── Given data
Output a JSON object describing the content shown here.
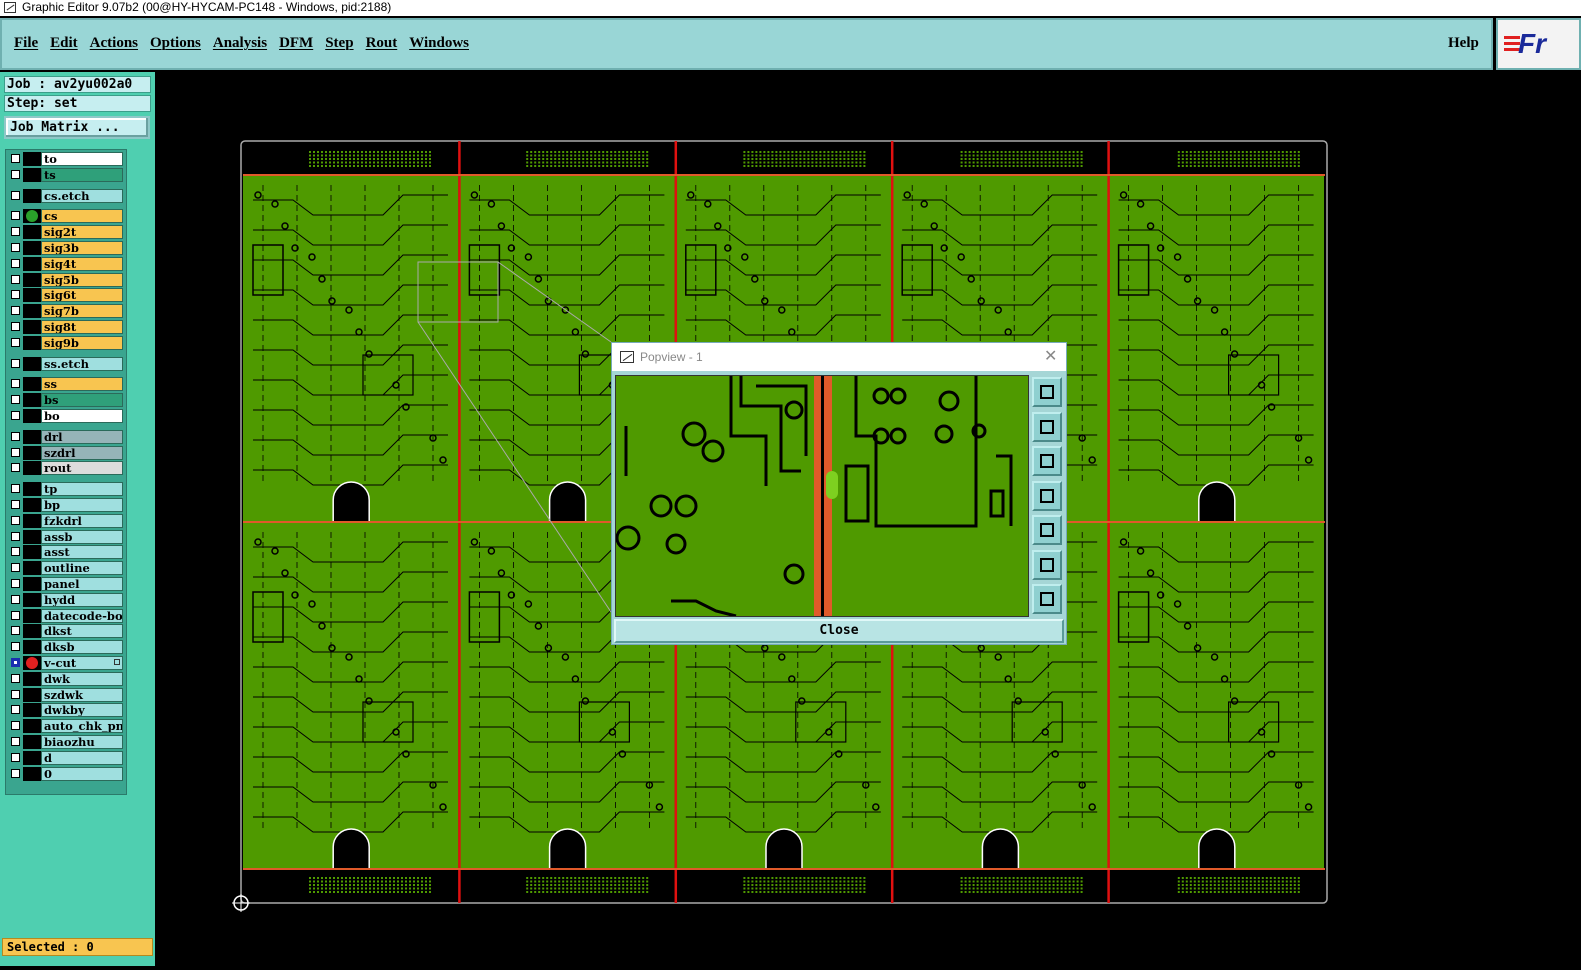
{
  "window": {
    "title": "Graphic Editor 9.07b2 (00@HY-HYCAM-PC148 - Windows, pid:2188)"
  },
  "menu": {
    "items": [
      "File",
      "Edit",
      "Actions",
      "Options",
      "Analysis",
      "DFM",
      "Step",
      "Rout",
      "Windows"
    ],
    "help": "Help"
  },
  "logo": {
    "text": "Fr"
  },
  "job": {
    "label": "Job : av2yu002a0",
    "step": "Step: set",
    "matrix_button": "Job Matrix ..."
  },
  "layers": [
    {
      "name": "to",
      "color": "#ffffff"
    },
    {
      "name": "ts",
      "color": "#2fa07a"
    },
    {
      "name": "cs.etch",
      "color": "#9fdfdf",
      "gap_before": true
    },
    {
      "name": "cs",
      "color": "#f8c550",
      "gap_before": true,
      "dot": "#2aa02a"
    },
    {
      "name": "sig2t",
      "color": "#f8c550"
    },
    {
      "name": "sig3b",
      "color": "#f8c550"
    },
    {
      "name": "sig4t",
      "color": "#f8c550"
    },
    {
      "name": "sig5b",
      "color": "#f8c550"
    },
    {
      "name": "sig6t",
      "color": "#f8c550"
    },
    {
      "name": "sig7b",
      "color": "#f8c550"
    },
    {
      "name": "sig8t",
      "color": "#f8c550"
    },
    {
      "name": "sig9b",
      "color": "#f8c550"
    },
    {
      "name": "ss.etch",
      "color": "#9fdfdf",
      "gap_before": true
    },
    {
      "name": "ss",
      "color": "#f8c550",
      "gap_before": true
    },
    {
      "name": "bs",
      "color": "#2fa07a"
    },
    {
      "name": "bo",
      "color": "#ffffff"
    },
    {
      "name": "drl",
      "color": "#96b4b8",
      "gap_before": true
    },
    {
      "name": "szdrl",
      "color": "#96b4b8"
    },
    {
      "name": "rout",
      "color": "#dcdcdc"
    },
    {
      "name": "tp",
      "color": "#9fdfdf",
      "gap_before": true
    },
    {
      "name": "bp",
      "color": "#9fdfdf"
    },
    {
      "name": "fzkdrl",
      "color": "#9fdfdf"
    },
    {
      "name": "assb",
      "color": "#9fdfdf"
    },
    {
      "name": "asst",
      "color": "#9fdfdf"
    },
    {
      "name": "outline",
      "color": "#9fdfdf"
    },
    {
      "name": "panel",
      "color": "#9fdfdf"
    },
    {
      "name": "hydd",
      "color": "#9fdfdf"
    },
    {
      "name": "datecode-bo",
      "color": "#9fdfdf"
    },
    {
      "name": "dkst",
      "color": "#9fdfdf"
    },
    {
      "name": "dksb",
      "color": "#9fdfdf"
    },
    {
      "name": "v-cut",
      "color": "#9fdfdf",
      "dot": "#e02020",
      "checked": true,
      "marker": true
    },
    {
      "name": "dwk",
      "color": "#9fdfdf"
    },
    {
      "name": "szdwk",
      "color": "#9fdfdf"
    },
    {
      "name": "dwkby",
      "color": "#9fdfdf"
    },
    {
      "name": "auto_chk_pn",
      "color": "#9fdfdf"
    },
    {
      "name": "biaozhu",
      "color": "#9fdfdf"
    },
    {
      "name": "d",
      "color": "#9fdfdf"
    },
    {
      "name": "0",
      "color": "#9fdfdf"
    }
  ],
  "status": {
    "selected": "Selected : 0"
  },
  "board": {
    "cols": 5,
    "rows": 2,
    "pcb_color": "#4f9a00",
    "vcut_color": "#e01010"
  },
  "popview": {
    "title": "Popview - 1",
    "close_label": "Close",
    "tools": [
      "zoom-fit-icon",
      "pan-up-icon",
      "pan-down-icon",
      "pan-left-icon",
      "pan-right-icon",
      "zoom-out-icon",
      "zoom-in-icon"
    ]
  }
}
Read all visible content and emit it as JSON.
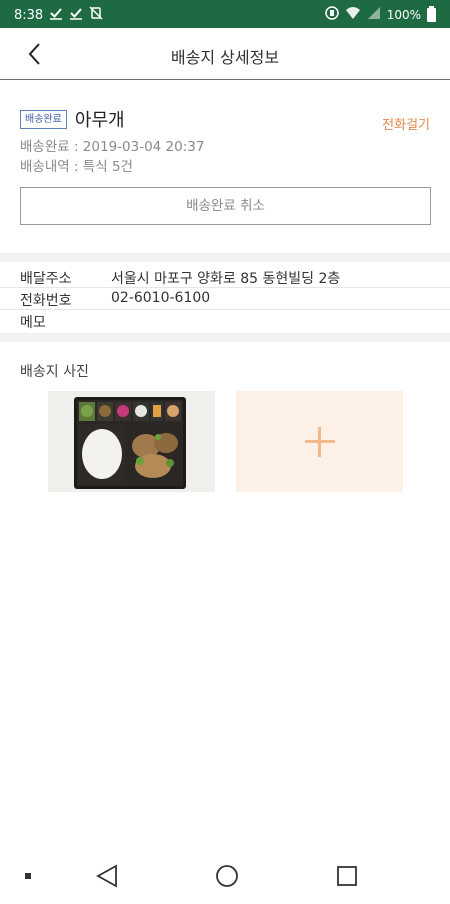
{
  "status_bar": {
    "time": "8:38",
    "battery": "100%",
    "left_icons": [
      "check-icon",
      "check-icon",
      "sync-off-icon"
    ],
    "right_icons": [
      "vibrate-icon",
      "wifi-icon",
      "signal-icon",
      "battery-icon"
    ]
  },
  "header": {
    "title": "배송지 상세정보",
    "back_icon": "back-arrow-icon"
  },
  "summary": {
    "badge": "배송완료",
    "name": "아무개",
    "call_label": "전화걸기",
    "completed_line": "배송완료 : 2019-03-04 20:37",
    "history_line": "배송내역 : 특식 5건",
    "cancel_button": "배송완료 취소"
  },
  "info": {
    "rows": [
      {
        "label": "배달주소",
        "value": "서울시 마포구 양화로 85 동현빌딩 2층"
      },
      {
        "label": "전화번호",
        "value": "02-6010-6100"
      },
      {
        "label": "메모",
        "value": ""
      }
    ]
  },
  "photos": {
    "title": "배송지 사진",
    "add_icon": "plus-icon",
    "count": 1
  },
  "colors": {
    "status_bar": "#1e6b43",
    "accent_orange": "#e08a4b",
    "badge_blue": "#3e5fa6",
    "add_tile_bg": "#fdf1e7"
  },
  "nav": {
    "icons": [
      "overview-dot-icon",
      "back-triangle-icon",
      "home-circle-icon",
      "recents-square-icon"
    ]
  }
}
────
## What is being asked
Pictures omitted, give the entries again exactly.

## Expected output
Output a JSON object describing the content shown here.
{
  "window": {
    "title": "Graphic Editor 9.07b2 (00@HY-HYCAM-PC148 - Windows, pid:2188)"
  },
  "menu": {
    "items": [
      "File",
      "Edit",
      "Actions",
      "Options",
      "Analysis",
      "DFM",
      "Step",
      "Rout",
      "Windows"
    ],
    "help": "Help"
  },
  "logo": {
    "text": "Fr"
  },
  "job": {
    "label": "Job : av2yu002a0",
    "step": "Step: set",
    "matrix_button": "Job Matrix ..."
  },
  "layers": [
    {
      "name": "to",
      "color": "#ffffff"
    },
    {
      "name": "ts",
      "color": "#2fa07a"
    },
    {
      "name": "cs.etch",
      "color": "#9fdfdf",
      "gap_before": true
    },
    {
      "name": "cs",
      "color": "#f8c550",
      "gap_before": true,
      "dot": "#2aa02a"
    },
    {
      "name": "sig2t",
      "color": "#f8c550"
    },
    {
      "name": "sig3b",
      "color": "#f8c550"
    },
    {
      "name": "sig4t",
      "color": "#f8c550"
    },
    {
      "name": "sig5b",
      "color": "#f8c550"
    },
    {
      "name": "sig6t",
      "color": "#f8c550"
    },
    {
      "name": "sig7b",
      "color": "#f8c550"
    },
    {
      "name": "sig8t",
      "color": "#f8c550"
    },
    {
      "name": "sig9b",
      "color": "#f8c550"
    },
    {
      "name": "ss.etch",
      "color": "#9fdfdf",
      "gap_before": true
    },
    {
      "name": "ss",
      "color": "#f8c550",
      "gap_before": true
    },
    {
      "name": "bs",
      "color": "#2fa07a"
    },
    {
      "name": "bo",
      "color": "#ffffff"
    },
    {
      "name": "drl",
      "color": "#96b4b8",
      "gap_before": true
    },
    {
      "name": "szdrl",
      "color": "#96b4b8"
    },
    {
      "name": "rout",
      "color": "#dcdcdc"
    },
    {
      "name": "tp",
      "color": "#9fdfdf",
      "gap_before": true
    },
    {
      "name": "bp",
      "color": "#9fdfdf"
    },
    {
      "name": "fzkdrl",
      "color": "#9fdfdf"
    },
    {
      "name": "assb",
      "color": "#9fdfdf"
    },
    {
      "name": "asst",
      "color": "#9fdfdf"
    },
    {
      "name": "outline",
      "color": "#9fdfdf"
    },
    {
      "name": "panel",
      "color": "#9fdfdf"
    },
    {
      "name": "hydd",
      "color": "#9fdfdf"
    },
    {
      "name": "datecode-bo",
      "color": "#9fdfdf"
    },
    {
      "name": "dkst",
      "color": "#9fdfdf"
    },
    {
      "name": "dksb",
      "color": "#9fdfdf"
    },
    {
      "name": "v-cut",
      "color": "#9fdfdf",
      "dot": "#e02020",
      "checked": true,
      "marker": true
    },
    {
      "name": "dwk",
      "color": "#9fdfdf"
    },
    {
      "name": "szdwk",
      "color": "#9fdfdf"
    },
    {
      "name": "dwkby",
      "color": "#9fdfdf"
    },
    {
      "name": "auto_chk_pn",
      "color": "#9fdfdf"
    },
    {
      "name": "biaozhu",
      "color": "#9fdfdf"
    },
    {
      "name": "d",
      "color": "#9fdfdf"
    },
    {
      "name": "0",
      "color": "#9fdfdf"
    }
  ],
  "status": {
    "selected": "Selected : 0"
  },
  "board": {
    "cols": 5,
    "rows": 2,
    "pcb_color": "#4f9a00",
    "vcut_color": "#e01010"
  },
  "popview": {
    "title": "Popview - 1",
    "close_label": "Close",
    "tools": [
      "zoom-fit-icon",
      "pan-up-icon",
      "pan-down-icon",
      "pan-left-icon",
      "pan-right-icon",
      "zoom-out-icon",
      "zoom-in-icon"
    ]
  }
}
Read all visible content and emit it as JSON.
{
  "status_bar": {
    "time": "8:38",
    "battery": "100%",
    "left_icons": [
      "check-icon",
      "check-icon",
      "sync-off-icon"
    ],
    "right_icons": [
      "vibrate-icon",
      "wifi-icon",
      "signal-icon",
      "battery-icon"
    ]
  },
  "header": {
    "title": "배송지 상세정보",
    "back_icon": "back-arrow-icon"
  },
  "summary": {
    "badge": "배송완료",
    "name": "아무개",
    "call_label": "전화걸기",
    "completed_line": "배송완료 : 2019-03-04 20:37",
    "history_line": "배송내역 : 특식 5건",
    "cancel_button": "배송완료 취소"
  },
  "info": {
    "rows": [
      {
        "label": "배달주소",
        "value": "서울시 마포구 양화로 85 동현빌딩 2층"
      },
      {
        "label": "전화번호",
        "value": "02-6010-6100"
      },
      {
        "label": "메모",
        "value": ""
      }
    ]
  },
  "photos": {
    "title": "배송지 사진",
    "add_icon": "plus-icon",
    "count": 1
  },
  "colors": {
    "status_bar": "#1e6b43",
    "accent_orange": "#e08a4b",
    "badge_blue": "#3e5fa6",
    "add_tile_bg": "#fdf1e7"
  },
  "nav": {
    "icons": [
      "overview-dot-icon",
      "back-triangle-icon",
      "home-circle-icon",
      "recents-square-icon"
    ]
  }
}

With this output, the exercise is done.